PROBLEM TO WORK ON = Word for word, and without a single picture, repeat the entries.

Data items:
--- START ---

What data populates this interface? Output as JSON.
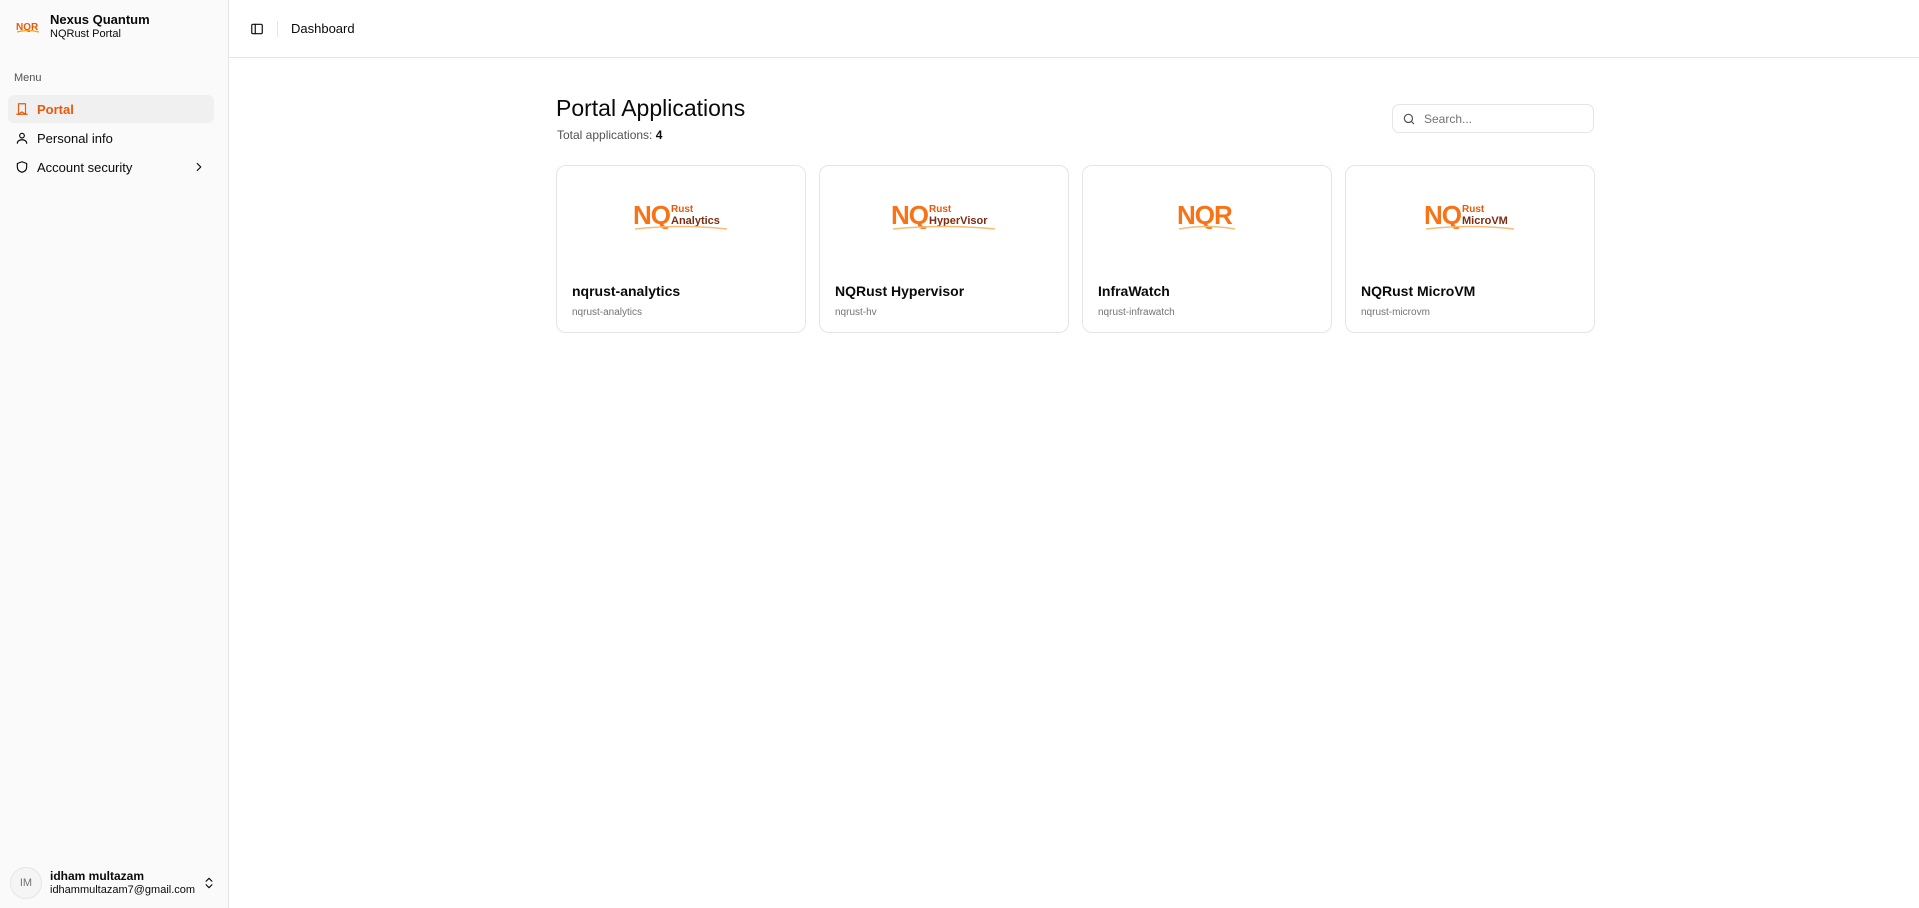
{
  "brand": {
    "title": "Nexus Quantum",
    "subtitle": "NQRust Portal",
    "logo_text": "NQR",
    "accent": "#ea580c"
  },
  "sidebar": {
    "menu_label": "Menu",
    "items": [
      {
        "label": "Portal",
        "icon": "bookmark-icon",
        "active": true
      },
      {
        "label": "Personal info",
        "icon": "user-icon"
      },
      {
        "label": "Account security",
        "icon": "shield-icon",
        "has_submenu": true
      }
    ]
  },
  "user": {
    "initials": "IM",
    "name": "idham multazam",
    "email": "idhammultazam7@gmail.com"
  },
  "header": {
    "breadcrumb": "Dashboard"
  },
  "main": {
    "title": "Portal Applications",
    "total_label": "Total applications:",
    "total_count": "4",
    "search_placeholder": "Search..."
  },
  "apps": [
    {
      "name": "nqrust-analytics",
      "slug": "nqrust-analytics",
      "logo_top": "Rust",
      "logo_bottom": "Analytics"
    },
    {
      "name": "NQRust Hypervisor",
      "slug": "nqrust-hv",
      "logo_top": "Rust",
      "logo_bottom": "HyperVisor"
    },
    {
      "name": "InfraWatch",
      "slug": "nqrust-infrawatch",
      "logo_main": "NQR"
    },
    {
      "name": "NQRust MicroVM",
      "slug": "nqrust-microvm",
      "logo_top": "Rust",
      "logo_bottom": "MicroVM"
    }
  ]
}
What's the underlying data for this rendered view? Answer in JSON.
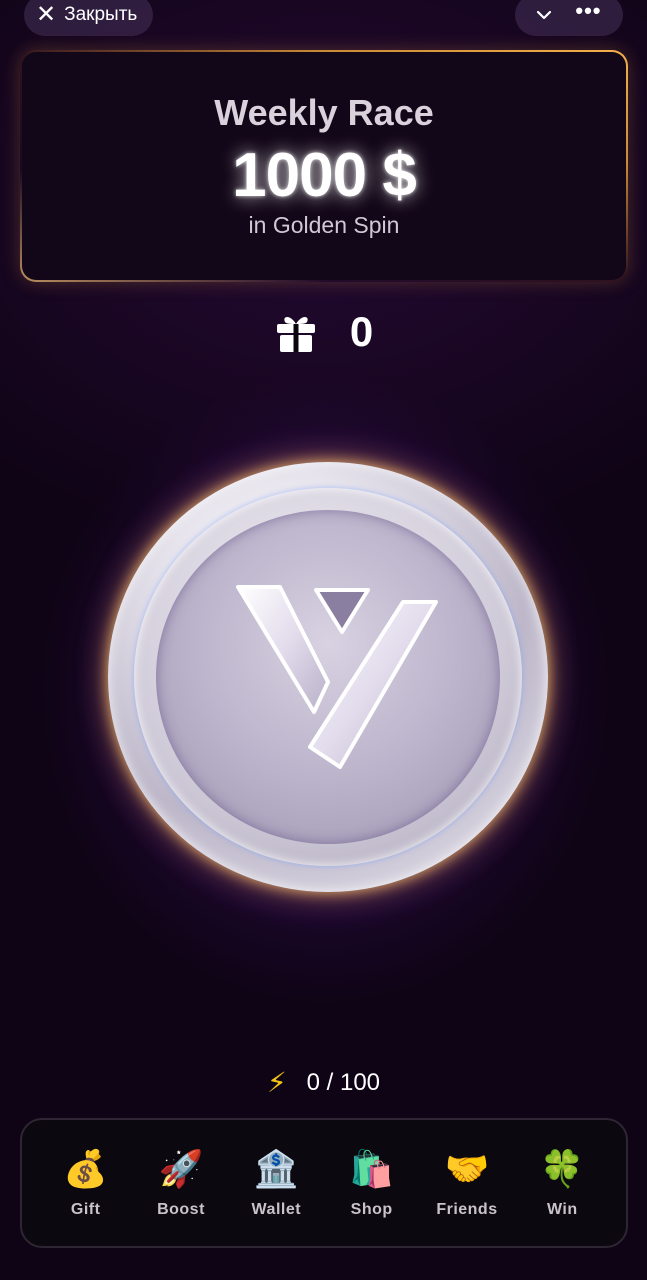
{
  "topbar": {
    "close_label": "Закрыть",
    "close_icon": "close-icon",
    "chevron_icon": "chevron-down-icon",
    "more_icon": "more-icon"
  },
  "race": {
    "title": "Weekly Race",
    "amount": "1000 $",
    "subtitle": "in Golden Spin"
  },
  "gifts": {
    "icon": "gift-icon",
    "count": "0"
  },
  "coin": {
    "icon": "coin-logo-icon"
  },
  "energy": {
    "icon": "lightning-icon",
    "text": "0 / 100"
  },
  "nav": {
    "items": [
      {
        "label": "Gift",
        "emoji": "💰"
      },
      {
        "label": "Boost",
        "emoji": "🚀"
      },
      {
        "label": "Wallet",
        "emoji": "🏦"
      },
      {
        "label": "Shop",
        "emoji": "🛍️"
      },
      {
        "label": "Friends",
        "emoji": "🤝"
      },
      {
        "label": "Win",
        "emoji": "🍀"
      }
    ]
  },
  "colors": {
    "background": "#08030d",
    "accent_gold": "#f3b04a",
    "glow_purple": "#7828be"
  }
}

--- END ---

TASK SOLUTION =
What data populates this interface? Output as JSON.
{
  "brand": {
    "title": "Nexus Quantum",
    "subtitle": "NQRust Portal",
    "logo_text": "NQR",
    "accent": "#ea580c"
  },
  "sidebar": {
    "menu_label": "Menu",
    "items": [
      {
        "label": "Portal",
        "icon": "bookmark-icon",
        "active": true
      },
      {
        "label": "Personal info",
        "icon": "user-icon"
      },
      {
        "label": "Account security",
        "icon": "shield-icon",
        "has_submenu": true
      }
    ]
  },
  "user": {
    "initials": "IM",
    "name": "idham multazam",
    "email": "idhammultazam7@gmail.com"
  },
  "header": {
    "breadcrumb": "Dashboard"
  },
  "main": {
    "title": "Portal Applications",
    "total_label": "Total applications:",
    "total_count": "4",
    "search_placeholder": "Search..."
  },
  "apps": [
    {
      "name": "nqrust-analytics",
      "slug": "nqrust-analytics",
      "logo_top": "Rust",
      "logo_bottom": "Analytics"
    },
    {
      "name": "NQRust Hypervisor",
      "slug": "nqrust-hv",
      "logo_top": "Rust",
      "logo_bottom": "HyperVisor"
    },
    {
      "name": "InfraWatch",
      "slug": "nqrust-infrawatch",
      "logo_main": "NQR"
    },
    {
      "name": "NQRust MicroVM",
      "slug": "nqrust-microvm",
      "logo_top": "Rust",
      "logo_bottom": "MicroVM"
    }
  ]
}
What's the underlying data for this rendered view? Answer in JSON.
{
  "topbar": {
    "close_label": "Закрыть",
    "close_icon": "close-icon",
    "chevron_icon": "chevron-down-icon",
    "more_icon": "more-icon"
  },
  "race": {
    "title": "Weekly Race",
    "amount": "1000 $",
    "subtitle": "in Golden Spin"
  },
  "gifts": {
    "icon": "gift-icon",
    "count": "0"
  },
  "coin": {
    "icon": "coin-logo-icon"
  },
  "energy": {
    "icon": "lightning-icon",
    "text": "0 / 100"
  },
  "nav": {
    "items": [
      {
        "label": "Gift",
        "emoji": "💰"
      },
      {
        "label": "Boost",
        "emoji": "🚀"
      },
      {
        "label": "Wallet",
        "emoji": "🏦"
      },
      {
        "label": "Shop",
        "emoji": "🛍️"
      },
      {
        "label": "Friends",
        "emoji": "🤝"
      },
      {
        "label": "Win",
        "emoji": "🍀"
      }
    ]
  },
  "colors": {
    "background": "#08030d",
    "accent_gold": "#f3b04a",
    "glow_purple": "#7828be"
  }
}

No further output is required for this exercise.